Helen approached her bank for another loan and was refused point blank by her new bank manager. He was decidedly against helping her. Helen was trying to get off income support and start a business for her and her daughter but was met with a man who was very resistant and for his own moral reasons he did not want to lend money to someone on income support. All the staff were mortified as they had seen this grow and were always excited to see the latest article.

This lead to Helen selling her house and moving to Cornwall, where she continued painting and started making jewellery.

In 1998 Helen opened a little gallery in Newlyn from where she still makes and sells her jewellery. In the last 5 years she has had exhibitions at the Redfern Gallery including her works on paper. In 2007 she had an Exhibition at Tate St. Ives, the only exhibition of jewellery as applied art that any Tate has ever had.

Helen has been wanting to relaunch the wallpapers; she tried a couple of printers and was not happy with the results. Now that Digital printing has become possible, the relaunch became possible. Helen spoke to her niece Lindsay a Graphic Designer about the project and she expressed immediate interest and quit her job at a leading Advertising Agency to pursue the project. 

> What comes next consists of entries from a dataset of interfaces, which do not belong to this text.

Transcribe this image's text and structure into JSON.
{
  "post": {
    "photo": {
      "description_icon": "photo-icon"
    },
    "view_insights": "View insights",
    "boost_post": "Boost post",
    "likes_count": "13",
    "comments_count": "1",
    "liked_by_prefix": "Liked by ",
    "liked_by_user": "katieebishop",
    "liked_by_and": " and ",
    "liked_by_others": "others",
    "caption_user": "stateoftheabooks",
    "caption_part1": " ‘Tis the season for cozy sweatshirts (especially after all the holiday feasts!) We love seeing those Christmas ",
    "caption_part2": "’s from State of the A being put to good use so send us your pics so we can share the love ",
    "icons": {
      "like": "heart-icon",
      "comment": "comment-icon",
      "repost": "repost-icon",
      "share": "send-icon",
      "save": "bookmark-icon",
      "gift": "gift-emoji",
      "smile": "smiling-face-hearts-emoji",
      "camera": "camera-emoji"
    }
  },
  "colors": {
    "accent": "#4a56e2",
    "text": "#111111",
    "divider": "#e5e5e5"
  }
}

During the summer of 2010 Maggie Thornton visited Helen’s Newlyn gallery and they discussed the possibility of an exhibition at the Redfern. Helen then spoke with Richard Selby (Redfern MD) and they agreed a Jewellery exhibition for Helen, whilst talking Helen mentioned the Artist Collection project and Richard was very interested and offered Helen gallery space to display everything that could be put together in the time frame.

During this time Tate St. Ives was holding a retrospective of Peter Lanyon’s work. So Helen went to see Sheila Lanyon and she said she would be happy for Helen to produce Peter Lanyon silk scarves for the shop to sell during the exhibition.

Helen and Lindsay worked solidly for 2 months preparing for the Redfern exhibition in December. The project had to be done in phases. Scarves and Lampshades, then cushions and a rug. Wallpaper will go into production in 2011.